* A new Conservation Farm Option will allow innovative use of conservation
programs to support whole farm approaches, such as use of CRP for
* Consolidation of existing conservation programs into a new Environmental
Quality Incentives Program with mandatory spending authority of $200
million annually, more than double current funding levels.
* Elimination of commodity program penalties on low chemical input
sustainable crop rotations.
* A voice for farmers and nonprofits on State Conservation Technical
Committees, which guide state level implementation of conservation
* Creation of a $300 million Fund for Rural America (mandatory spending
authority), that presents a big opportunity to increase support for
sustainable agriculture research and value-added marketing by sustainable
* A new Farmland Protection Program, which establishes $35 million of
mandatory spending authority for purchase of easements to protect farmland
from conversion to nonfarm uses.
* Creation of the Community Food Security Initiative to enhance food
security by linking producers and low income consumers.
Damage to Conservation Compliance and Swampbuster was significant, but far
less than it might have been.

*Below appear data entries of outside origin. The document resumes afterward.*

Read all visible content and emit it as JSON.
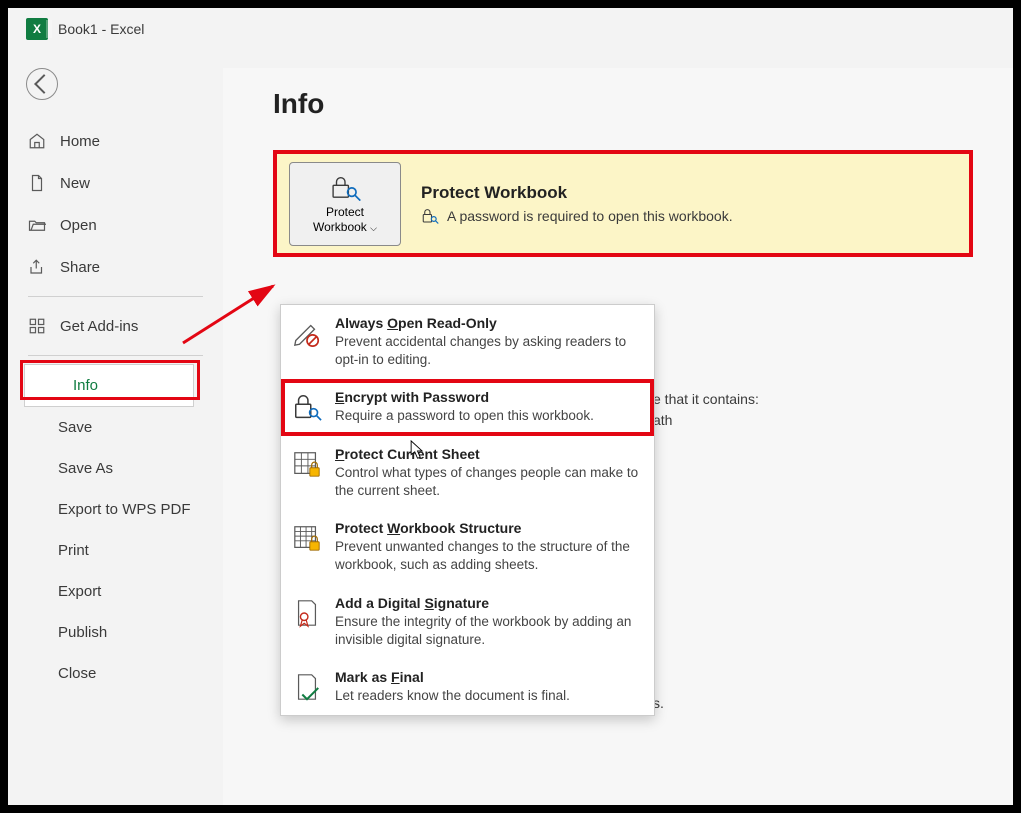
{
  "titlebar": {
    "title": "Book1  -  Excel"
  },
  "sidebar": {
    "home": "Home",
    "new": "New",
    "open": "Open",
    "share": "Share",
    "get_addins": "Get Add-ins",
    "info": "Info",
    "save": "Save",
    "save_as": "Save As",
    "export_wps": "Export to WPS PDF",
    "print": "Print",
    "export": "Export",
    "publish": "Publish",
    "close": "Close"
  },
  "main": {
    "page_title": "Info",
    "protect": {
      "button_line1": "Protect",
      "button_line2": "Workbook",
      "heading": "Protect Workbook",
      "message": "A password is required to open this workbook."
    },
    "behind_fragment1": "e that it contains:",
    "behind_fragment2": "ath",
    "behind_fragment3": "s."
  },
  "dropdown": [
    {
      "title_pre": "Always ",
      "title_u": "O",
      "title_post": "pen Read-Only",
      "desc": "Prevent accidental changes by asking readers to opt-in to editing."
    },
    {
      "title_pre": "",
      "title_u": "E",
      "title_post": "ncrypt with Password",
      "desc": "Require a password to open this workbook."
    },
    {
      "title_pre": "",
      "title_u": "P",
      "title_post": "rotect Current Sheet",
      "desc": "Control what types of changes people can make to the current sheet."
    },
    {
      "title_pre": "Protect ",
      "title_u": "W",
      "title_post": "orkbook Structure",
      "desc": "Prevent unwanted changes to the structure of the workbook, such as adding sheets."
    },
    {
      "title_pre": "Add a Digital ",
      "title_u": "S",
      "title_post": "ignature",
      "desc": "Ensure the integrity of the workbook by adding an invisible digital signature."
    },
    {
      "title_pre": "Mark as ",
      "title_u": "F",
      "title_post": "inal",
      "desc": "Let readers know the document is final."
    }
  ]
}
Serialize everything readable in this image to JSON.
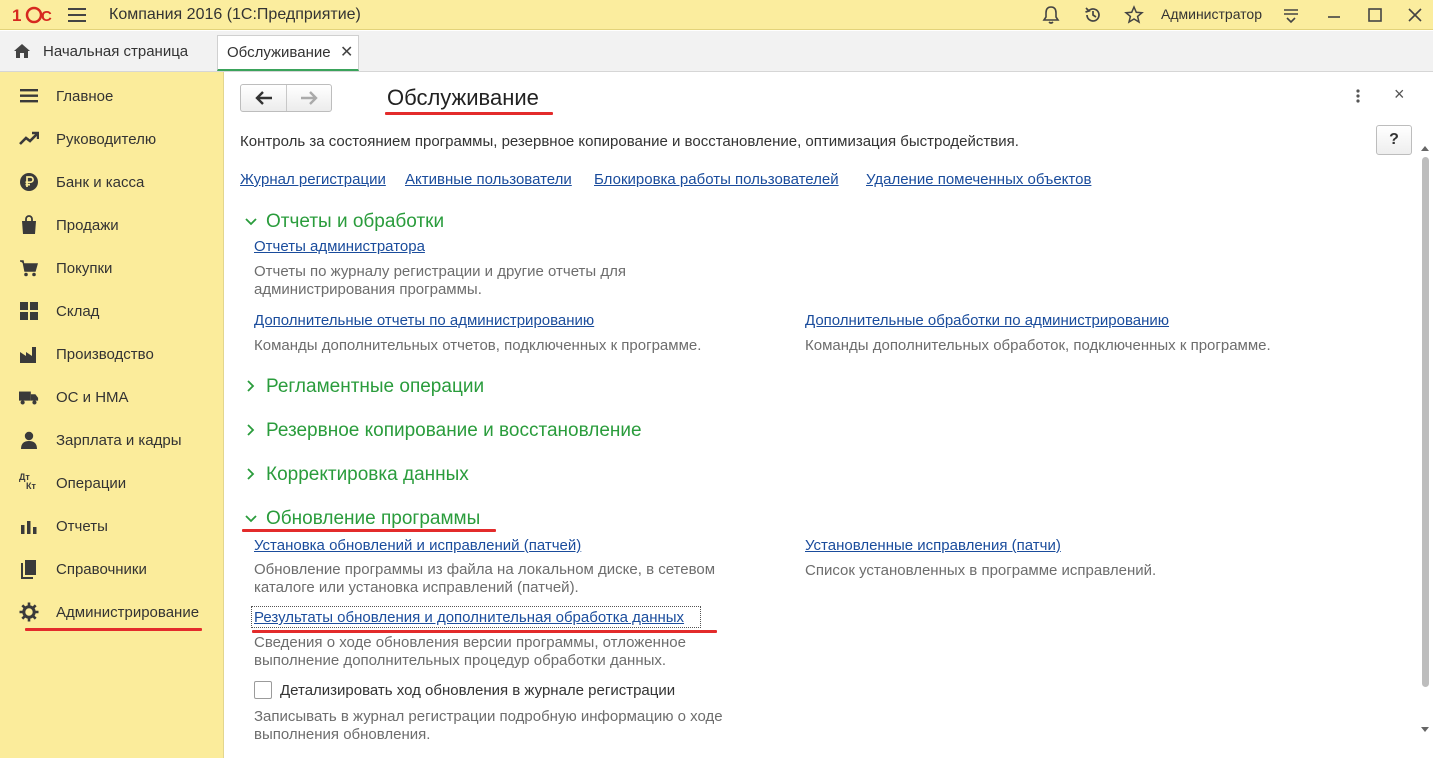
{
  "titlebar": {
    "app_title": "Компания 2016  (1С:Предприятие)",
    "user": "Администратор"
  },
  "tabs": {
    "home_label": "Начальная страница",
    "active_label": "Обслуживание",
    "close_glyph": "✕"
  },
  "sidebar": {
    "items": [
      {
        "label": "Главное",
        "icon": "menu-lines-icon"
      },
      {
        "label": "Руководителю",
        "icon": "trend-up-icon"
      },
      {
        "label": "Банк и касса",
        "icon": "ruble-coin-icon"
      },
      {
        "label": "Продажи",
        "icon": "shopping-bag-icon"
      },
      {
        "label": "Покупки",
        "icon": "cart-icon"
      },
      {
        "label": "Склад",
        "icon": "warehouse-grid-icon"
      },
      {
        "label": "Производство",
        "icon": "factory-icon"
      },
      {
        "label": "ОС и НМА",
        "icon": "truck-icon"
      },
      {
        "label": "Зарплата и кадры",
        "icon": "person-icon"
      },
      {
        "label": "Операции",
        "icon": "dt-kt-icon"
      },
      {
        "label": "Отчеты",
        "icon": "bar-chart-icon"
      },
      {
        "label": "Справочники",
        "icon": "books-icon"
      },
      {
        "label": "Администрирование",
        "icon": "gear-icon"
      }
    ],
    "dt_text": "Дт",
    "kt_text": "Кт"
  },
  "content": {
    "title": "Обслуживание",
    "description": "Контроль за состоянием программы, резервное копирование и восстановление, оптимизация быстродействия.",
    "help_label": "?",
    "close_glyph": "×",
    "top_links": [
      "Журнал регистрации",
      "Активные пользователи",
      "Блокировка работы пользователей",
      "Удаление помеченных объектов"
    ],
    "sections": {
      "reports": {
        "title": "Отчеты и обработки",
        "admin_reports_link": "Отчеты администратора",
        "admin_reports_note": "Отчеты по журналу регистрации и другие отчеты для администрирования программы.",
        "extra_reports_link": "Дополнительные отчеты по администрированию",
        "extra_reports_note": "Команды дополнительных отчетов, подключенных к программе.",
        "extra_processing_link": "Дополнительные обработки по администрированию",
        "extra_processing_note": "Команды дополнительных обработок, подключенных к программе."
      },
      "regulated": {
        "title": "Регламентные операции"
      },
      "backup": {
        "title": "Резервное копирование и восстановление"
      },
      "correction": {
        "title": "Корректировка данных"
      },
      "update": {
        "title": "Обновление программы",
        "install_link": "Установка обновлений и исправлений (патчей)",
        "install_note": "Обновление программы из файла на локальном диске, в сетевом каталоге или установка исправлений (патчей).",
        "installed_link": "Установленные исправления (патчи)",
        "installed_note": "Список установленных в программе исправлений.",
        "results_link": "Результаты обновления и дополнительная обработка данных",
        "results_note": "Сведения о ходе обновления версии программы, отложенное выполнение дополнительных процедур обработки данных.",
        "detail_checkbox_label": "Детализировать ход обновления в журнале регистрации",
        "detail_checkbox_checked": false,
        "detail_note": "Записывать в журнал регистрации подробную информацию о ходе выполнения обновления."
      }
    }
  },
  "colors": {
    "sidebar_bg": "#FBEC9B",
    "section_green": "#2a9c3c",
    "link_blue": "#1a4c9c",
    "annotation_red": "#e32b2b"
  }
}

The Farm Bill gives USDA some discretion to
weaken enforcement. On the other hand, if it is handled by the
Administration as it has promised, it will result in no reduction in the
effectiveness of these requirements relative to current practices. Whatever
the ultimate outcome, these losses are more than offset by the
Several specific criticisms beg for rebuttal and a statement of the facts.
Conservation Reserve Program (CRP) - Without this Farm Bill, CRP would fade
away because USDA would have no authority to ever again enroll new acres.
In the current fiscal climate, it was a major accomplishment to authorize
new enrollments and to authorize CRP to remain at its current size of 36.4
million acres. That represents a $1.5 billion addition to the baseline
budget for conservation.
The charge that unlimited haying and grazing will be allowed on CRP acres
is false. The Farm Bill makes no change in haying and grazing rules on CRP.
The charge that allowing early-outs from the CRP will bring more highly
erodible land into production, misses the point. The early-out provision is
limited to the least environmentally valuable enrollments in the CRP. One
of the problems with CRP is that it was never well targeted to the land
that really needs to be in the program. This provision enables the
Secretary to replace land that never needed to be in the CRP with
enrollments that do more for the environment, especially partial field
enrollments like filter strips. This will increase the environmental
benefits from CRP.
Set-asides - The argument that eliminating commodity program set-asides
(land idling requirements) will cause the clear cutting of windrows and
small stands of forest is not accurate. Forest land is not cropland and
thus was never eligible to be considered set-aside acres. Nor are CRP acres
in shelterbelts or windbreaks eligible for early-outs.
The commodity program set-aside never targeted environmentally sensitive
land. In some cases, the environmental impacts of set-aside acres were
negative. The set-aside program should not have been eliminated but rather
reformed to pay farmers to reduce production in environmental beneficial
It is debatable how much this bill really will result in reduced land
idling, relative to the old law. With prices at high levels, as they are
now, land would not have been idled under the old law either. With prices
at low levels, some analysis suggests that the provision under the new bill
allowing farmers to receive full payment without planting a crop would
fully offset the elimination of the set-aside requirement. The problem is,
just like under the old law, there will be no incentive to idle land in
ways the achieve environmental benefits.
Flexibility - It is charged that existing producers of specialty crops will
be hurt by the flexibility provisions, which allow producers of commodity
program crops to shift into other crops while continuing to receive a
One point of clarification is in order. There is no flexibility for program
crop producers to shift acres to production of fruits and vegetables,
unless they have historically grown or double cropped them. Producers of
those crops will not be threatened by increased competition.